(PROMPT): Every entry that follows is to be set down exactly, with its pictures omitted.

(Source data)
________________

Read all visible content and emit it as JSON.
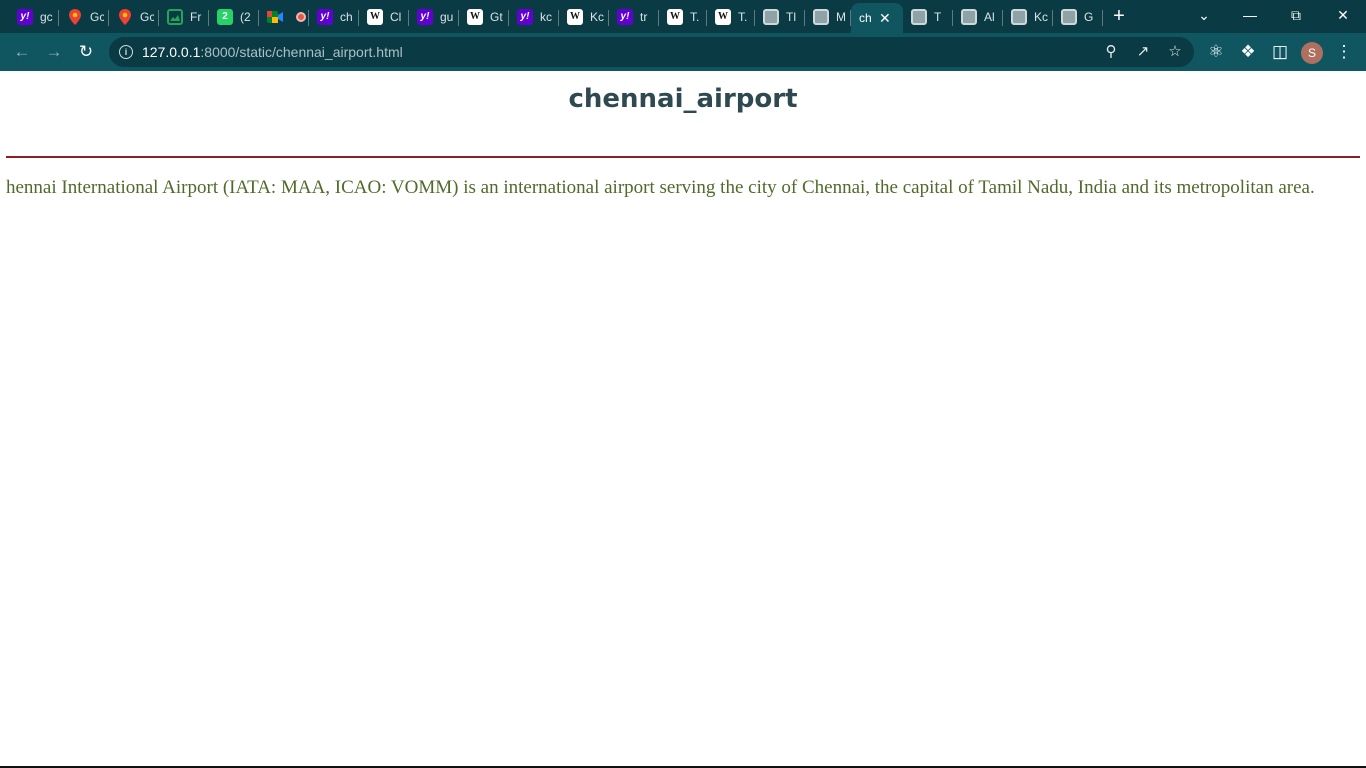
{
  "browser": {
    "tabs": [
      {
        "favicon": "yahoo-icon",
        "glyph": "y!",
        "title": "gc"
      },
      {
        "favicon": "google-maps-icon",
        "glyph": "",
        "title": "Gc"
      },
      {
        "favicon": "google-maps-icon",
        "glyph": "",
        "title": "Gc"
      },
      {
        "favicon": "image-icon",
        "glyph": "",
        "title": "Fr"
      },
      {
        "favicon": "whatsapp-icon",
        "glyph": "2",
        "title": "(2"
      },
      {
        "favicon": "google-meet-icon",
        "glyph": "",
        "title": ""
      },
      {
        "favicon": "yahoo-icon",
        "glyph": "y!",
        "title": "ch"
      },
      {
        "favicon": "wikipedia-icon",
        "glyph": "W",
        "title": "Cl"
      },
      {
        "favicon": "yahoo-icon",
        "glyph": "y!",
        "title": "gu"
      },
      {
        "favicon": "wikipedia-icon",
        "glyph": "W",
        "title": "Gt"
      },
      {
        "favicon": "yahoo-icon",
        "glyph": "y!",
        "title": "kc"
      },
      {
        "favicon": "wikipedia-icon",
        "glyph": "W",
        "title": "Kc"
      },
      {
        "favicon": "yahoo-icon",
        "glyph": "y!",
        "title": "tr"
      },
      {
        "favicon": "wikipedia-icon",
        "glyph": "W",
        "title": "T."
      },
      {
        "favicon": "wikipedia-icon",
        "glyph": "W",
        "title": "T."
      },
      {
        "favicon": "globe-icon",
        "glyph": "",
        "title": "Tl"
      },
      {
        "favicon": "globe-icon",
        "glyph": "",
        "title": "M"
      },
      {
        "favicon": "",
        "glyph": "",
        "title": "ch",
        "active": true
      },
      {
        "favicon": "globe-icon",
        "glyph": "",
        "title": "T"
      },
      {
        "favicon": "globe-icon",
        "glyph": "",
        "title": "Al"
      },
      {
        "favicon": "globe-icon",
        "glyph": "",
        "title": "Kc"
      },
      {
        "favicon": "globe-icon",
        "glyph": "",
        "title": "G"
      }
    ],
    "url_host": "127.0.0.1",
    "url_rest": ":8000/static/chennai_airport.html",
    "avatar_initial": "S",
    "theme_color": "#0f5660"
  },
  "page": {
    "title": "chennai_airport",
    "paragraph": "hennai International Airport (IATA: MAA, ICAO: VOMM) is an international airport serving the city of Chennai, the capital of Tamil Nadu, India and its metropolitan area.",
    "title_color": "#2e4a50",
    "rule_color": "#8b2020",
    "text_color": "#4f6a2a"
  }
}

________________

(SOLVED PROBLEM):
Read all visible content and emit it as JSON.
{
  "browser": {
    "tabs": [
      {
        "favicon": "yahoo-icon",
        "glyph": "y!",
        "title": "gc"
      },
      {
        "favicon": "google-maps-icon",
        "glyph": "",
        "title": "Gc"
      },
      {
        "favicon": "google-maps-icon",
        "glyph": "",
        "title": "Gc"
      },
      {
        "favicon": "image-icon",
        "glyph": "",
        "title": "Fr"
      },
      {
        "favicon": "whatsapp-icon",
        "glyph": "2",
        "title": "(2"
      },
      {
        "favicon": "google-meet-icon",
        "glyph": "",
        "title": ""
      },
      {
        "favicon": "yahoo-icon",
        "glyph": "y!",
        "title": "ch"
      },
      {
        "favicon": "wikipedia-icon",
        "glyph": "W",
        "title": "Cl"
      },
      {
        "favicon": "yahoo-icon",
        "glyph": "y!",
        "title": "gu"
      },
      {
        "favicon": "wikipedia-icon",
        "glyph": "W",
        "title": "Gt"
      },
      {
        "favicon": "yahoo-icon",
        "glyph": "y!",
        "title": "kc"
      },
      {
        "favicon": "wikipedia-icon",
        "glyph": "W",
        "title": "Kc"
      },
      {
        "favicon": "yahoo-icon",
        "glyph": "y!",
        "title": "tr"
      },
      {
        "favicon": "wikipedia-icon",
        "glyph": "W",
        "title": "T."
      },
      {
        "favicon": "wikipedia-icon",
        "glyph": "W",
        "title": "T."
      },
      {
        "favicon": "globe-icon",
        "glyph": "",
        "title": "Tl"
      },
      {
        "favicon": "globe-icon",
        "glyph": "",
        "title": "M"
      },
      {
        "favicon": "",
        "glyph": "",
        "title": "ch",
        "active": true
      },
      {
        "favicon": "globe-icon",
        "glyph": "",
        "title": "T"
      },
      {
        "favicon": "globe-icon",
        "glyph": "",
        "title": "Al"
      },
      {
        "favicon": "globe-icon",
        "glyph": "",
        "title": "Kc"
      },
      {
        "favicon": "globe-icon",
        "glyph": "",
        "title": "G"
      }
    ],
    "url_host": "127.0.0.1",
    "url_rest": ":8000/static/chennai_airport.html",
    "avatar_initial": "S",
    "theme_color": "#0f5660"
  },
  "page": {
    "title": "chennai_airport",
    "paragraph": "hennai International Airport (IATA: MAA, ICAO: VOMM) is an international airport serving the city of Chennai, the capital of Tamil Nadu, India and its metropolitan area.",
    "title_color": "#2e4a50",
    "rule_color": "#8b2020",
    "text_color": "#4f6a2a"
  }
}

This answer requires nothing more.